By highlighting the value of teamwork and promoting the importance of collaboration over competition, children learn how to work well with others, as well as other skills like leadership, hard work and motivation.
In this PlayBook blog article, Karina Brown, who was the Queensland captain in the inaugural Women’s State of Origin match, gave some advice to children involved in team sports. She said children should think about what they can do to help their teammates to be the best they can be and teach them a new skill or help them practice.
In summary, there are so many social and life skills that children can learn when participating in team sports, including:
- How to be competitive
- How to communicate effectively
- How to take on feedback
- How to deal with winning and losing, which we discussed in this blog post.
How does private sports coaching help children develop these skills?
The role that coaches have when it comes to helping children develop these skills shouldn’t be overlooked, and it really comes down to ensuring that children are surrounded by coaches who can help them hone their technique and develop social and life skills in parallel.
We asked Alex to share more about how she adapts and tailors her coaching style to ensure kids are learning these important skills and her response highlights the value of private coaches and the impact they can have on young people.
Alex said “Personally, the power of reflection is something that features heavily within my coaching sessions with all ages. From 10-year-old girls to 17-year-old boys, it can be daunting to review how well or poorly an activity went but a team environment can make this process easier to handle. When personal reflection becomes too much, I like to ask each person to highlight something that a teammate did well, and this positivity often spreads throughout the team like wildfire.
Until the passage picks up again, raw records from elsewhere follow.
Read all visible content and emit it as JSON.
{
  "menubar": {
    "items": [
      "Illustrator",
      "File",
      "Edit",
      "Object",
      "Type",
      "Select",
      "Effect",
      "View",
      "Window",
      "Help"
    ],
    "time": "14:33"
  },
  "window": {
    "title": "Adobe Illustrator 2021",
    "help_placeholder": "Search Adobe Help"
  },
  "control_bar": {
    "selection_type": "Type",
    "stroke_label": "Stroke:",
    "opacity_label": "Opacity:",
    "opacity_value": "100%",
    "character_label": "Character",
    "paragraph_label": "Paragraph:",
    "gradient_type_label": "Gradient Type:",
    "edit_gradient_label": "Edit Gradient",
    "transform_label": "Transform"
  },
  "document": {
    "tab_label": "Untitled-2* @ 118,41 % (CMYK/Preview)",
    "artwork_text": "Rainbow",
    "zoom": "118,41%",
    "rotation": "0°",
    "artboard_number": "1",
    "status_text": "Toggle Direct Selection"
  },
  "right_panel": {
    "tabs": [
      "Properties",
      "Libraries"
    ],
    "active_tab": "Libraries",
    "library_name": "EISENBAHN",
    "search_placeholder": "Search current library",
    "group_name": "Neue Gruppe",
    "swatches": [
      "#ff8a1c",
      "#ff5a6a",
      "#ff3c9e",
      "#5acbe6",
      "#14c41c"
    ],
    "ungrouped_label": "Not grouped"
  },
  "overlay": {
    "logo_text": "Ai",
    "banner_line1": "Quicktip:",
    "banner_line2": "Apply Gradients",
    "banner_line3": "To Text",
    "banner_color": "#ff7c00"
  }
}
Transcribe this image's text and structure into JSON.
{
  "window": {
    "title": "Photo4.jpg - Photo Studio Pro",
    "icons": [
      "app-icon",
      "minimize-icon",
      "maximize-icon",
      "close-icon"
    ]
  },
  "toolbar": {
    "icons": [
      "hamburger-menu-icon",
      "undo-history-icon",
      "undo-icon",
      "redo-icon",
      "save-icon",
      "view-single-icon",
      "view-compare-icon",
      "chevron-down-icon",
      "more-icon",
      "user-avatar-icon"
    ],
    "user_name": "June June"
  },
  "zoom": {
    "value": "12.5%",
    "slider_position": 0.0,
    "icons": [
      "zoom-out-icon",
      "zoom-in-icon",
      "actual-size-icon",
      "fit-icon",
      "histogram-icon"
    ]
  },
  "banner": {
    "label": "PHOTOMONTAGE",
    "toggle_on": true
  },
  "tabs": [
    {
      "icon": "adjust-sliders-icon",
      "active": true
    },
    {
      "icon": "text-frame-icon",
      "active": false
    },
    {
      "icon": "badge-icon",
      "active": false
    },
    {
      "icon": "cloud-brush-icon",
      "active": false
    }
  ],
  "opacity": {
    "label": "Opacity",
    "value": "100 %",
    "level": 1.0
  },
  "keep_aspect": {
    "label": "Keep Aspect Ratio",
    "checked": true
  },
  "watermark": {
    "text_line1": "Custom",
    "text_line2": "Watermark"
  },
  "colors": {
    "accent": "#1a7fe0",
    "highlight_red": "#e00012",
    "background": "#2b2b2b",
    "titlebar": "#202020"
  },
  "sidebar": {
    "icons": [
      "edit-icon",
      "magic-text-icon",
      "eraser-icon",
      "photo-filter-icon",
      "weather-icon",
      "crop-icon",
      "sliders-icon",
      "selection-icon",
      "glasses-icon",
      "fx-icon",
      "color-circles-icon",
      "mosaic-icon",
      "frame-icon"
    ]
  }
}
Implicitly, they’re learning to value the skills of their peers but explicitly, they’re also highlighting what positive or successful behaviour looks like.” “I also make sure when we talk about a skill or a task, we include the physical, mental and emotional elements. As a cricket coach, the physical skill of batting is quite complex, but there is also complex battle with our own mental and emotional factors that can limit successful behaviour in a game. When someone is unhappy with their performance, they sit down next to me and answer three questions: (1) what were you thinking? (2) what were you feeling? And (3) if you could talk yourself through it, what would you say next time? This is a gentle reminder that in life, we can control the processes that we use to approach a problem and always have the potential to improve. One day, I’d love to see these conversations happening between teammates, so they can problem-solve together.”
How can parents help children develop these skills?
The responsibility isn’t all on the shoulders of coaches though – as parents, it’s your role to ensure kids have the opportunity to develop these social and life skills and can translate them into everyday life.
If you feel your child needs more support in developing social and life skills through their participation in team sports, find a private sports coach so your child can work with a mentor who can adapt their training session to work on these skills specifically.
Another great tip from Alex is to find someone on the team who shares the same enthusiasm and skill level as your child, so you can nurture their love of play and work on these important social and life skills. Alex said, “this allows them to ride the highs and lows of team sports within someone who will match their energy and understand how daunting failure can be.”
Team sports are a great opportunity to develop important social and life skills in real-life situations and show kids how to handle different situations, personalities and feelings. The unique environment of team sports is the perfect opportunity to nurture their social and life skills while ensuring they have fun and stay active at the same time.